SHARON: No it isn't. That's enormous.

SANDUL: We're very happy. And then, some others like L. G. Moore [Wilson's friend and supporter; Retired Regional Director, International Union of Operation Engineer, AFL-CIO] have taken it upon themselves to start raising money . . .

SOSEBEE: Yeah, a lot of his friends have sent us hundred, two-hundred dollars here and there to get in. We're like this is great for the project.

SANDUL: Yeah. So with that said, if you ever could think, or maybe help us, if I can ask this, to get in contact with anybody in DC, to help.

SHARON: Okay. Sure, sure.
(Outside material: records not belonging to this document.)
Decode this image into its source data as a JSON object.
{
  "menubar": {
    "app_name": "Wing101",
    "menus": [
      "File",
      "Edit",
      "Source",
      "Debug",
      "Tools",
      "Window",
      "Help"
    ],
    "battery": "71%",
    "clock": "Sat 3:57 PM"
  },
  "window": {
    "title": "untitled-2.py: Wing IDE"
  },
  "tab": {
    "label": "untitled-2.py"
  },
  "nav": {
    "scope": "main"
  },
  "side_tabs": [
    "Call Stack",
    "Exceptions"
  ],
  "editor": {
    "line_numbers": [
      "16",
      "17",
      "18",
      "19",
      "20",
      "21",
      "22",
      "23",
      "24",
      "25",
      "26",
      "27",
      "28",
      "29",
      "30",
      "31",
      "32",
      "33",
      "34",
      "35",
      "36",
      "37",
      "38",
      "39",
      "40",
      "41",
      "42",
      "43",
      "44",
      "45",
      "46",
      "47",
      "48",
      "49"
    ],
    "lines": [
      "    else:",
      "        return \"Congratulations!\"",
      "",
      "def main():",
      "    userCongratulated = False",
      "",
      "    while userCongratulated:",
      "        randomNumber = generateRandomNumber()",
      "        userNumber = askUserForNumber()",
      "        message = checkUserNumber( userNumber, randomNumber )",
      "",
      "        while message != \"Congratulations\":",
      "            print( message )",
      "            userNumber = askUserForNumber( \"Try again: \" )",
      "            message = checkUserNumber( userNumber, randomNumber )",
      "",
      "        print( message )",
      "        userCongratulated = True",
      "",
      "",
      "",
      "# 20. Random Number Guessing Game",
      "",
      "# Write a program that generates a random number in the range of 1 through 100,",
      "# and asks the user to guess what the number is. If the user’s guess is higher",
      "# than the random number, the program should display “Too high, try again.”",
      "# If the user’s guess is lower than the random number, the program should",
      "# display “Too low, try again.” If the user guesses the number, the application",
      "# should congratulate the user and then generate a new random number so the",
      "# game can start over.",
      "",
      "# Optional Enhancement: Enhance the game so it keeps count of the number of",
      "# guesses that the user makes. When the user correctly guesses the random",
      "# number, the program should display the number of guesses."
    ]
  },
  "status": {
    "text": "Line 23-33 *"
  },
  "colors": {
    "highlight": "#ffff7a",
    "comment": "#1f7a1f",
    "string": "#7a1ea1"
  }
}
SANDUL: So that we can try to do some interviews. I spoke with Charles Simpson [Wilson's first Administrative Assistant; who was later interviewed] on the phone.

SHARON: A lot of these people are dying unfortunately.

SAM: Well what about, Sharon, his angels, many of them came to the funeral.

SHARON: I'll tell you, the best, I was trying to find, think of the woman's name that I told you who was so, so eloquent at the reception that was held. And they have, that's on videotape.


SHARON: Her name, first name is Agnus.

SANDUL: Agnus. Okay.

SHARON: And she represented all the Angels and talking about what he was like to work for. She was really, really wonderful. She's a lawyer in Washington, African-American. And she talked about Charlie from the standpoint of being an African-American woman, eastern educated, who, and she said, "Why would I even want to go interview with him" when it came up? And she was talking about that he was the best boss she'd ever had and that he was so supportive and was trying to help every woman who worked there reach their potential and that he was so, you know, he had this bravado of, you know. But he said it was totally unnecessary to have anybody that wasn't beautiful because there were so many overqualified people in Washington.

SOSEBEE: Peggy Love [Wilson's former staffer, who also interviewed for the Project twice] is trying to round up quite a few of them. She still has contact with a lot of the ones . . .

SANDUL: She's one of the Angels there, yeah.

SOSEBEE: . . . that worked in his office. And so she's trying to, hopefully, she said she's going to try it, would be nice if somehow we could interview them, you know, in the office building.

SANDUL: Yeah, that, that'd be . . .

SOSEBEE: That would be neat to go and see that.

SANDUL: And, then, Senator [Kay Bailey] Hutchison [R-TX] agreed, so [the DC interviews were indeed held in Senator Hutchison's offices in the Russell Senate Building].

SHARON: Oh good.

SOSEBEE: That's right. She's going to, yeah, we're going to talk to her.

SANDUL: That'll be good. And, then, I was told to say hello to you from, and I know I'm going to butcher his name.

SHARON: You're . . .

SANDUL: But, I know I'm going to butcher his name. But I was told to say hello and he's going to hopefully join us: Zvi Rafiah [who interviewed by phone in March 2012].


SAM W: Yeah. Zvi.



SHARON: Zvi. Yeah.

SANDUL: Okay, he's definitely hoping to join us in Washington because, of course, he's in Tel Aviv, and, but . . .

SHARON: Yeah. Charlie always thought he was with the . . .

SAM W: Mossad [Israeli Secret Service; Zvi denies this openly in his interview].

SHARON: The Mossad . . .

End Interview